I’m spending several days in Tampa, Florida, attending Yankees Spring Training. And over the next few days, I’ll be blogging about the team preparing for Opening Day on March 22.
On Sunday, pitchers and catchers went through their drills in Steinbrenner Field and the other fields of the Yankees training center. The pitchers went through several plays to practice fielding bunts and picking off runners at first base. They were joined by first baseman Mark Teixeira, who greeted some fans between batting, stretching, and a workout.
One of baseball's all-time greats has decided it's time to call it a career. Earlier today, New York Yankees legend Derek Jeter announced that he will retire at the end of the 2014 season.
"From the time I was a kid, my dream was always very vivid and it never changed: I was going to be the shortstop for the NY Yankees," the 39-year-old Jeter said in an announcement posted on his Facebook page. "Now it is time for the next chapter.
At the end of January, while the sports world was focused on Super Bowl XLVIII, Major League Baseball announced that it had approved a piece of new equipment. It's not a bat or a different kind of ball — it's protective headgear for pitchers.
Believe it or not, baseball is having a problem with concussions, just like football. Over the past few seasons, numerous pitchers have been hit in the head by line drives traveling at speeds greater than 90 miles per hour — with life-threatening results.
You might not know the name Masahiro Tanaka right now, but that's about to change.
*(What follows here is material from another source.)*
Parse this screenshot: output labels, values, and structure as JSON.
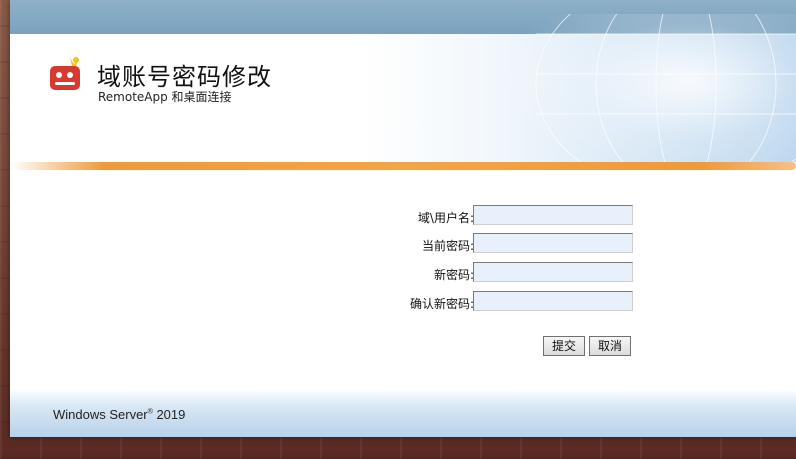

According to MLB Network reporter Ken Rosenthal, the 25-year-old pitcher from Japan has just accepted a big-time deal with the New York Yankees.
The Yankees haven't officially announced anything yet, but word is that the team signed Tanaka to a seven-year, $155 million contract. It also includes an opt-out clause that will allow Tanaka to become a free agent after four seasons. He had been wooed by numerous teams this offseason, including the Angels, Cubs, Diamondbacks, Dodgers, and White Sox.